- Week 10 – 3:00 ride (start of 2-week taper)
- Week 11 – 300K / double century
Intensity: In addition to your weekly long ride and two recovery rides, do:
- 1 brisk ride the weeks of your long weekend rides – you should still be able to talk in short sentences but not whistle
- 2 intensity rides the weeks of your short weekend rides – you should be breathing hard and your legs should be talking to you, but you shouldn’t be gasping and your legs shouldn’t be screaming.
14-week schedule with more recovery: You want to do your big ride “without being wiped out for the rest of the summer.” The 11-week program will get you fit enough to complete a 300K / double century, but you may not want to even see your bike for several weeks afterward!
Taking more time to ramp up will make the 300K / double century more fun and allow you to enjoy riding the rest of the summer. Instead of doing a progressively longer ride every other week, do it every third week:
- Week 1 – 7:30 century
- Week 2 – 3:00
- Week 3 – 5:00 ride
- Week 4 – 9:00 hour ride (20% more than week 1)
- Week 5 – Full recovery week with just a 1 – 2:00 hour long ride.
- Week 6 – 5:00 ride
- Week 8 – 10:45 ride
- Week 9 – 3:00 ride
- Week 10 – 5:00 ride
- Week 11 – 12:30 ride
- Week 12 – 6:00 ride (start of 3-week taper, 1 week longer than 10 week program)
- Week 13 – 3:00 ride
- Week 14 – 300K / double century
Doing the ride: I’m sure that riding for 16 or more hours seems like a long time. You ride it just like you eat a good dinner: one bite at a time. That is, you just focus on riding to the next rest stop (don’t forget to eat!) … and then the next (remember to eat) … and your done!
I still remember my first double – the Davis Double Century – and how proud, and exhausted, I was at the end. In succeeding years I laid a bigger base and ramped up more slowly and really enjoyed the camaraderie of riding all those miles.
For more information see my ENDURANCE TRAINING AND RIDING 3-Article Bundle. It includes:
- Beyond the Century describes training principles and different training intensities and how to integrate these into a season-long program of long rides. It has an 8-week program to build up to a 200K and then programs to build up to a 300K (and longer) rides.

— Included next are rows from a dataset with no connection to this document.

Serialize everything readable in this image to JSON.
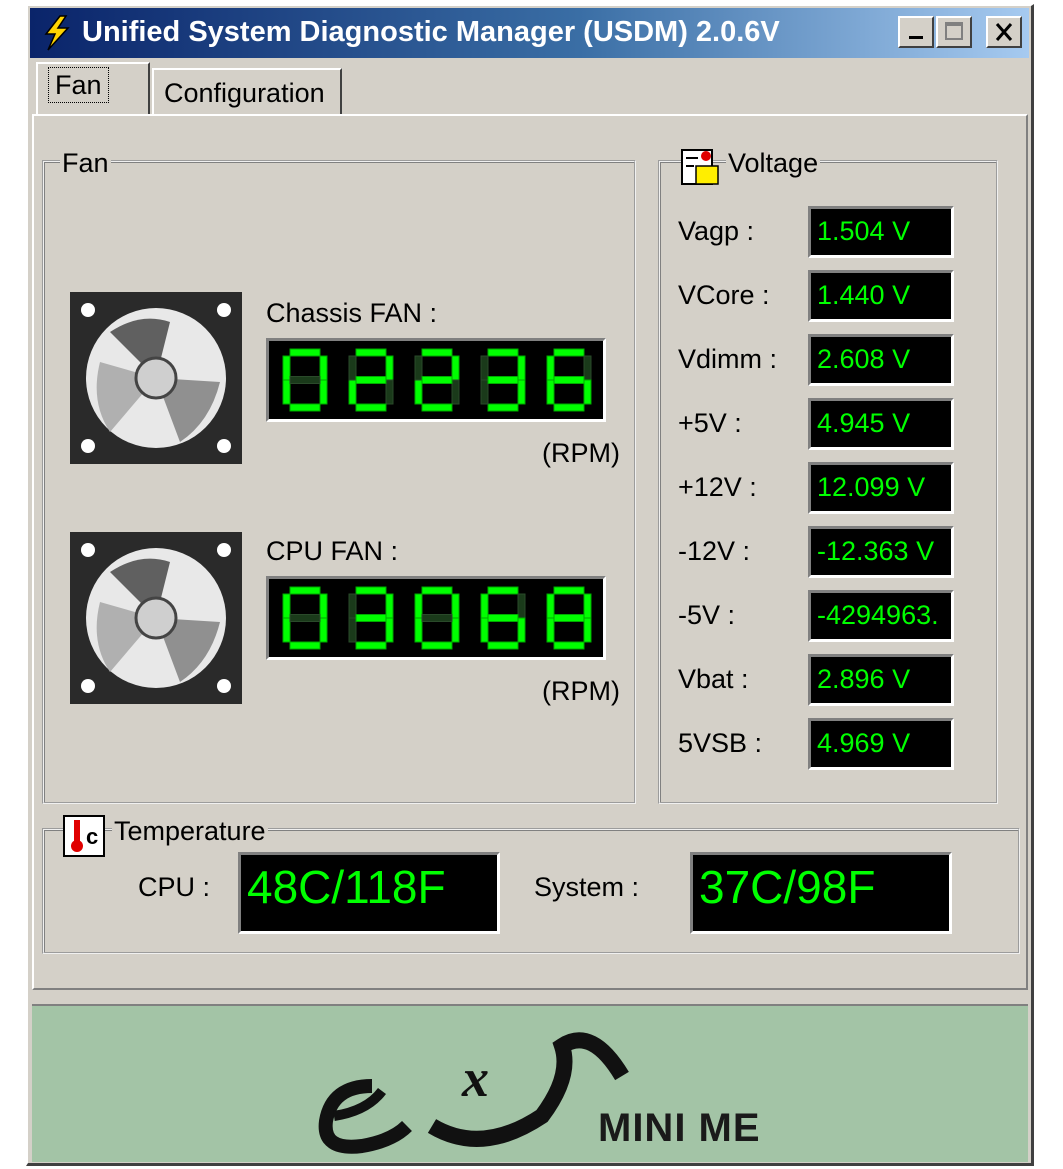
{
  "window": {
    "title": "Unified System Diagnostic Manager (USDM) 2.0.6V",
    "buttons": {
      "minimize": "minimize-icon",
      "maximize": "maximize-icon",
      "close": "close-icon"
    }
  },
  "tabs": [
    {
      "label": "Fan",
      "active": true
    },
    {
      "label": "Configuration",
      "active": false
    }
  ],
  "fan_group": {
    "legend": "Fan",
    "chassis": {
      "label": "Chassis FAN :",
      "value": "02236",
      "unit": "(RPM)"
    },
    "cpu": {
      "label": "CPU FAN :",
      "value": "03068",
      "unit": "(RPM)"
    }
  },
  "voltage_group": {
    "legend": "Voltage",
    "rows": [
      {
        "label": "Vagp :",
        "value": "1.504 V"
      },
      {
        "label": "VCore :",
        "value": "1.440 V"
      },
      {
        "label": "Vdimm :",
        "value": "2.608 V"
      },
      {
        "label": "+5V :",
        "value": "4.945 V"
      },
      {
        "label": "+12V :",
        "value": "12.099 V"
      },
      {
        "label": "-12V :",
        "value": "-12.363 V"
      },
      {
        "label": "-5V :",
        "value": "-4294963."
      },
      {
        "label": "Vbat :",
        "value": "2.896 V"
      },
      {
        "label": "5VSB :",
        "value": "4.969 V"
      }
    ]
  },
  "temperature_group": {
    "legend": "Temperature",
    "cpu_label": "CPU :",
    "cpu_value": "48C/118F",
    "system_label": "System :",
    "system_value": "37C/98F"
  },
  "footer": {
    "brand": "MINI ME"
  },
  "colors": {
    "lcd_text": "#00ff00",
    "lcd_bg": "#000000",
    "footer_bg": "#a3c4a6",
    "title_start": "#0a246a"
  }
}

- Nutrition for 100K and Beyond provides you with the information you need to fuel your engine before, during and after endurance rides. The article describes how to estimate your personal caloric burn rate while riding, and the importance of both carbohydrates and fat in fueling endurance riding. The eArticle also discusses how to meet your hydration and electrolyte requirements during rides of several hours and longer.
- Mastering the Long Ride gives you the skills you need to finish your endurance rides. Effective training provides your base, and proper nutrition gives you the fuel. The key to success is to use your smarts to complement your legs. The article describes how to prepare for a long ride, including planning your ride, preparing your equipment and nutrition and getting ready mentally for the challenge.
I’ve written two eArticles that will help you with intensity training:
- Intensity Training 2016: The 39 pages have a table with 10 different training objectives. For each objective the proper training zone is described in terms of perceived exertion, heart rate and power readings. Each objective is then linked to 5 to 10 specific workouts. Each category of workout includes two types of workouts.
- Cycling Past 50, 60 and Beyond: Training by Intensity: Doing some hard riding slows the aging process and delivers an array of benefits for riders with many different types of riding and goals. It describes five progressively harder levels of training and gives 3 to 5 examples each of structured and unstructured workouts for each level of training, a total of almost 40 workouts.